Marine microbes are an important resource for bioactive compounds and biocatalysts with tremendous possibilities, e.g. for application for health and biotechnology. In the ecological context, bioactive compounds have functions in cellular communication, signaling, and in the defense against predators and pathogens. Therefore, they may play a significant role in shaping interactions and forming the structure of marine communities.

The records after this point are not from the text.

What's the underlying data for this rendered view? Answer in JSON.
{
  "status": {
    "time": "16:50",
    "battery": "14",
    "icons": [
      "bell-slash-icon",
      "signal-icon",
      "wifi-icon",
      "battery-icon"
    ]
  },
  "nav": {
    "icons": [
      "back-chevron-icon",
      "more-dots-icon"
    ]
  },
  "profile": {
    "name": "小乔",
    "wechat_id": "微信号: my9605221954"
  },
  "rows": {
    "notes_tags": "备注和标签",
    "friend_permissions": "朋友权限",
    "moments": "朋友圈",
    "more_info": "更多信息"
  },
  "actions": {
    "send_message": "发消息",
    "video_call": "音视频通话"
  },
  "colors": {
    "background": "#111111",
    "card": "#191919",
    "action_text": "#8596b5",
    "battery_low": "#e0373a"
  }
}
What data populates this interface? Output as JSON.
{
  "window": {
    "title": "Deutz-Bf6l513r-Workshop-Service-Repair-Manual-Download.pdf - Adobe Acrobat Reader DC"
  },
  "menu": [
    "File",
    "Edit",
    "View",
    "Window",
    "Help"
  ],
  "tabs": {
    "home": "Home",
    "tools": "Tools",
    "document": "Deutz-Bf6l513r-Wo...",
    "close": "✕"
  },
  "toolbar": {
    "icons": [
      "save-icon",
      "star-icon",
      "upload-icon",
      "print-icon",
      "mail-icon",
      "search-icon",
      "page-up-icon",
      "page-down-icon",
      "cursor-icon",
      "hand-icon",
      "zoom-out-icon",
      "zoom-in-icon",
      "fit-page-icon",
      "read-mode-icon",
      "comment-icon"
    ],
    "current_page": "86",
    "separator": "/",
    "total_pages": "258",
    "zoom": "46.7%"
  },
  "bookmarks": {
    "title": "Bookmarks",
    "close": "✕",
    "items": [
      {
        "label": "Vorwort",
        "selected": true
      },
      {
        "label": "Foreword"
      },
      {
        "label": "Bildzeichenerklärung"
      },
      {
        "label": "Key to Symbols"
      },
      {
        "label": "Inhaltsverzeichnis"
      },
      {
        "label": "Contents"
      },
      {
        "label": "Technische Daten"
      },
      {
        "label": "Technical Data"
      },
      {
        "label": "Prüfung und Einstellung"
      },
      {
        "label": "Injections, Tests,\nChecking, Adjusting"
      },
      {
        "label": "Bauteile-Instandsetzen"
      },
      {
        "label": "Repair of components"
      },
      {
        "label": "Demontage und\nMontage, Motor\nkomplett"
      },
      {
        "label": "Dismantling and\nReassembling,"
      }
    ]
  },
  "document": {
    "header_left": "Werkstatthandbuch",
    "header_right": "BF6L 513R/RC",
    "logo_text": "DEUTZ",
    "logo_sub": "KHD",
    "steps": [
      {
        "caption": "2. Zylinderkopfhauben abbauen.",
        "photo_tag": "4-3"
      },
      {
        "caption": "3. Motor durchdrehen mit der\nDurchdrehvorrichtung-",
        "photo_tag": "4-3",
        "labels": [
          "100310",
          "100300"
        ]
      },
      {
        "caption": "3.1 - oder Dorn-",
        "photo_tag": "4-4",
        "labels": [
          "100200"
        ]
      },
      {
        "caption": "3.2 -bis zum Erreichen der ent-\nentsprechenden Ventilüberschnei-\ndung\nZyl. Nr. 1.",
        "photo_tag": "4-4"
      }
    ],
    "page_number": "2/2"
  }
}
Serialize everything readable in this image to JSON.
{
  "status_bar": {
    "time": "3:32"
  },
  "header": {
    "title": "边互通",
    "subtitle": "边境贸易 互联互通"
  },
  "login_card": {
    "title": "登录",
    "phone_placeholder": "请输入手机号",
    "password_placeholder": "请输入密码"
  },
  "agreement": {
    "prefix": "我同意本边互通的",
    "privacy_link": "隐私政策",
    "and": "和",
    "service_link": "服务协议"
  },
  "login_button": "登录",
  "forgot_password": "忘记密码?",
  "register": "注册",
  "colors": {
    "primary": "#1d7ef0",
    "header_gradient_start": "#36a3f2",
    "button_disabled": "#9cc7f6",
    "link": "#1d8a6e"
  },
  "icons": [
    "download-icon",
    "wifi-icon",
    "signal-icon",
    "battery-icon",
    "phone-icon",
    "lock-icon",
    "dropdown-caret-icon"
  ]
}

Biocatalysts, on the other hand, help microbes to access otherwise hidden nutritional sources or to catalyze chemical reactions normally unfavorable under the given environmental conditions (high pressure in the deep sea, low temperatures, high salt concentrations, etc.). The treasure trove of marine microbial biodiversity is largely unexplored (Dr. Jutta Wiese) but could help us in addressing urging societal challenges like extensive waste production and plastic pollution. Present and future research focus on marine microbial and chemical biodiversity to investigate their role and function in the marine environment. Additionally, we aim for transferring this knowledge into biotechnological applications for healthcare, food industry, and waste management.

Scientists

Dr. Peter Deines, Dr. Erik Borchert, Dr. Jutta Wiese, Ashley Coons, Vincent Richter

Selected Publications

Borchert E, Garcia-Moyano A, Sanchez-Carrillo S, Dahlgren TG, Slaby BM, Bjerga GEK, Ferrer M, Franzenburg S, Hentschel U (2020) Deciphering a marine bone degrading microbiome reveals a complex community effort. bioRxiv, 2020.05.13.093005.

Borchert E, Jackson SA, O'Gara F, Dobson AD (2016) Diversity of natural product biosynthetic genes in the microbiome of the deep-sea sponges Inflatella pellicula, Poecillastra compressa, and Stelletta normani. Front. Microbiol., 7:1027.

Borchert E, Knobloch S, Dwyer E, O’Flynn S, Jackson SA, Jóhannsson R, Marteinsson VT, O’Gara F, Dobson ADW (2017) Biotechnological potential of cold adapted Pseudoalteromonas spp. isolated from ‘deep sea’ sponges. Mar. Drugs, 15, 184.

Choo S, Wiese J, Borchert E, Saha M, Künzel S, Weinberger F, Hentschel U (2020) Polaribacter nordstrandensis sp. nov., isolated from the biofilm of a stone from the North Sea. IJSEM, 70, 4305-4314.

Deines P, Hammerschmidt K, Bosch TCG (2020) Exploring the niche concept in a simple metaorganism. bioRxiv, 814798, Front. Microbiol., 11:e00807-20.

Deines P, Hammerschmidt K, Bosch TCB (2020) Microbial species coexistence depends on the host environment. mBio 11:e00807-20.

Lachnit T, Bosch TCG, Deines P (2019) Exposure of the host-associated microbiome to nutrient-rich conditions may lead to dysbiosis and disease development - an evolutionary perspective. mBio 10:e00355-19.

Sottorff I, Künzel S, Wiese J, Lipfert M, Preusske N, Sönnichsen FD, Imhoff JF (2019) Antitumoral anthraquinones from an Easter Island sea anemone: animal or bacterial origin? Mar. Drugs, 17, 154.

Villalobos AV, Wiese J, Imhoff JF, Dorador C, Keller A, Hentschel U (2019) Systematic affiliation and genome analysis of Subtercola vilae DB165T with particular emphasis on cold adaptation of an isolate from a high-altitude cold volcano lake. Microorganisms, 7, 107.

Funding

  • BioProMare: PLASTISEA (BMBF)

Harvesting the Marine Plastisphere for Novel and Innovative Biotechnology Concepts

https://www.researchgate.net/project/PLASTISEA-Harvesting-the-marine-Plastisphere-for-novel-cleaning-concepts

  • ERA-NET Marine Biotechnology: ProBone (BMBF)

New tools for prospecting the marine bone-degrading microbiome for new enzymes

http://www.marinebiotech.eu/ProBone